Tuesday, December 30, 2008

BRIDES TO BE

I have posted before about the birds I care for in the Haven. As with all animals, from time to time some have to be replaced. In the last year both the Violaceous Euphonia Euphonia violacea, and the Peters Twinspot Hypargos niveoguttatus, males have lost their mates. I have found them some replacements at last. Whenever I have new animals arrive they have to undergo a thirty day quarantine before they can come into contact with existing animals. So for the last thirty days I have had a large bird cage next to my desk. Last week I moved the cage up into the Haven so that the two females could begin to get used to their new surroundings.


This is the least stressful way of moving them. Also birds that are reared in a cage tend to have underdeveloped flight muscles so you do not want to just set them out in a huge space immediately. After a week the cage door is opened and the birds are left to find their way out in their own time. The cage is a safe space to them so if they become stressed in the larger space they will have the ability to return to the cage, I will leave the open cage there for another week.
This is what their new home looks like......


Quite a step up from a cage!
Of course as soon as I bought the cage in with the two females inside, the two males who were already in residence got very excited. There was a lot of whistling and showing off (seems all men are the same! :) ) The male Violaceous Euphonia has stayed in very close attendance.


Clearly he doesn't want to wait for the girls to get used to things, he has been trying to work out how to get into the cage ever since they arrived.


The male Peters Twinspot, a real Prince Charming, and a personal favorite of mine, is much more circumspect, he watches, longingly, from a respectful distance.


How could she resist such a handsome fellow?


Tomorrow is the big day when I open the cage door. Hopefully all will go well. It is quite an adjustment going into this huge space.

We also have Button Quail Coturnix chinensis in the Haven, today I spotted one of the females sitting on eggs.


Photo Credits - CJT

10 comments:

Kathiesbirds said...

Celeste, where are these birds native to? That quail is very well camoflaged in the last photo. I hope there will be chicks!

ramblingwoods said...

Interesting looking birds..I love your work stories...The male does look very excited, I hope the ladies will approve. The enclosure is really wonderful...

One Red Horse said...

Your camera is inspiring serious envy. Happy New Year and thanks for your comments about my boy Max.

Cherie

Rambling Woods said...

A Death In The Blogger World

A blogger friend lost her husband suddenly last Sunday night. I thought it would be nice to go and leave a message for her on her blog...You may know her as 'mommanator' at grannies ramblings

gtyyup said...

What beautiful birds and what a wonderful Haven they have to live in. Hopefully the lovely couples will get along. Very interesting and am looking forward to more stories!

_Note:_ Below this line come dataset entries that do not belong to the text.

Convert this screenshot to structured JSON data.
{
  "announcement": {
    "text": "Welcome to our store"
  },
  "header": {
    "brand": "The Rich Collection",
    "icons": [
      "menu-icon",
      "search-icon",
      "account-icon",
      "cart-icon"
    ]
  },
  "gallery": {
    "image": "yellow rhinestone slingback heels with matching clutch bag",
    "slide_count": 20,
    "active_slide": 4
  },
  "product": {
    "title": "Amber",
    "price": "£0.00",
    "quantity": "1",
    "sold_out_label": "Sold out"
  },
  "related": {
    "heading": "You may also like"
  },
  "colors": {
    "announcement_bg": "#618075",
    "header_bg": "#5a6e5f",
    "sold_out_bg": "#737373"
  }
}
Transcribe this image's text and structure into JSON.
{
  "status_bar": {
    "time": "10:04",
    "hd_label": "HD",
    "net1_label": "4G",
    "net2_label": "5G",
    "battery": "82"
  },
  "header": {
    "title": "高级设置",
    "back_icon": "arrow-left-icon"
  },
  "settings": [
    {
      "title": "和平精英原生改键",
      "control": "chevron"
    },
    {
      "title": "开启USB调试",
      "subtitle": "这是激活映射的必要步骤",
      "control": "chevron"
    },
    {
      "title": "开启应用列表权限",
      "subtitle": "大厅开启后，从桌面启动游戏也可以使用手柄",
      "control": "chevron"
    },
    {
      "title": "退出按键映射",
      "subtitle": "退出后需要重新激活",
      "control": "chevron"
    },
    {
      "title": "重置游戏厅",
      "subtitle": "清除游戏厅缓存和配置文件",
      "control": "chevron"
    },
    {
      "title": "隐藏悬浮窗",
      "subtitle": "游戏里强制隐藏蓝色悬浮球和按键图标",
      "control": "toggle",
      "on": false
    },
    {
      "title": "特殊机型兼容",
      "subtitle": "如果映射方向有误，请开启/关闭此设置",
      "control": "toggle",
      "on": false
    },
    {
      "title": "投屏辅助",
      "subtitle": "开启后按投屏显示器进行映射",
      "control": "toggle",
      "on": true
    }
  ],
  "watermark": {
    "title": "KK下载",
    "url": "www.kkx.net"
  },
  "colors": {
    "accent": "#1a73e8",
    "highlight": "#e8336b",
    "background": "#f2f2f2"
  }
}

Celeste said...

Kathie - The Euphonia is a South American fruit eater and the Twinspot is an African finch.

Michelle - The difference in personality between the two males is so funny. The Euphonia is so brash and in your face and the Twinspot is so shy and polite! I think you can guess which one I prefer!! :)

One Red Horse - I must admit I am still somewhat overwhelmed by my camera! I will certainly take a while to get to grips with it but thank you for your kind words :)

Gtyyup - I hope they get on too - there will definitely be more stories.

Laughing Orca Ranch said...

What a beautiful space for all these birds...and humans alike. One of my most favorite things to do has been to visit aviaries and just sit, listen, and observe for hours, if possible.

Wonderful pictures, too. I look forward to reading updates on all accounts (wink)

~Lisa
New Mexico

Celeste said...

Hi Lisa - It is a great area, with the added advantage that there are no predators!

Judy said...

Those will be (are, now) a couple of lucky lady birds, moving into that huge environment! They will have to learn to fly, now! And the males are so attentive, making them feel welcome!

Celeste said...

Judy - I was never a fan of caged birds but this is certainly a great space for them.